Data records for software interfaces
[Start of Attachment]
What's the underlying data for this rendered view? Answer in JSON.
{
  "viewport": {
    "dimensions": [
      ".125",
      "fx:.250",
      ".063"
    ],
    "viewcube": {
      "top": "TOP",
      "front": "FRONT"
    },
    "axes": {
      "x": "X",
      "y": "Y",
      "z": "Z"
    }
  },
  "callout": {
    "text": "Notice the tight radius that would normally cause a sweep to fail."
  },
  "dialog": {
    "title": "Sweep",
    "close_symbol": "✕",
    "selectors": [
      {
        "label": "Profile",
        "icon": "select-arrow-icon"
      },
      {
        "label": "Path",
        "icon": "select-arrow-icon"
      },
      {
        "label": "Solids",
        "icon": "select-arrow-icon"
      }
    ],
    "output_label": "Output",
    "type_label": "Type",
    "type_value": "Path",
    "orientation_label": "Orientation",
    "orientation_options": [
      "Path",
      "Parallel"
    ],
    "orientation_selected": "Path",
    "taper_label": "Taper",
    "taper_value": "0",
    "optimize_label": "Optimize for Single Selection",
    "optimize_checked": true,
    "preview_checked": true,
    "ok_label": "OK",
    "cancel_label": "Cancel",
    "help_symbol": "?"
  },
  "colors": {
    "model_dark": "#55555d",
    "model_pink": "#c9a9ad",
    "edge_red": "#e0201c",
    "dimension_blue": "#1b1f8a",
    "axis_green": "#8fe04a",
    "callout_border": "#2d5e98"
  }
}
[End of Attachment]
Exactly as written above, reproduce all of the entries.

What's the underlying data for this rendered view? Answer in JSON.
{
  "viewport": {
    "dimensions": [
      ".125",
      "fx:.250",
      ".063"
    ],
    "viewcube": {
      "top": "TOP",
      "front": "FRONT"
    },
    "axes": {
      "x": "X",
      "y": "Y",
      "z": "Z"
    }
  },
  "callout": {
    "text": "Notice the tight radius that would normally cause a sweep to fail."
  },
  "dialog": {
    "title": "Sweep",
    "close_symbol": "✕",
    "selectors": [
      {
        "label": "Profile",
        "icon": "select-arrow-icon"
      },
      {
        "label": "Path",
        "icon": "select-arrow-icon"
      },
      {
        "label": "Solids",
        "icon": "select-arrow-icon"
      }
    ],
    "output_label": "Output",
    "type_label": "Type",
    "type_value": "Path",
    "orientation_label": "Orientation",
    "orientation_options": [
      "Path",
      "Parallel"
    ],
    "orientation_selected": "Path",
    "taper_label": "Taper",
    "taper_value": "0",
    "optimize_label": "Optimize for Single Selection",
    "optimize_checked": true,
    "preview_checked": true,
    "ok_label": "OK",
    "cancel_label": "Cancel",
    "help_symbol": "?"
  },
  "colors": {
    "model_dark": "#55555d",
    "model_pink": "#c9a9ad",
    "edge_red": "#e0201c",
    "dimension_blue": "#1b1f8a",
    "axis_green": "#8fe04a",
    "callout_border": "#2d5e98"
  }
}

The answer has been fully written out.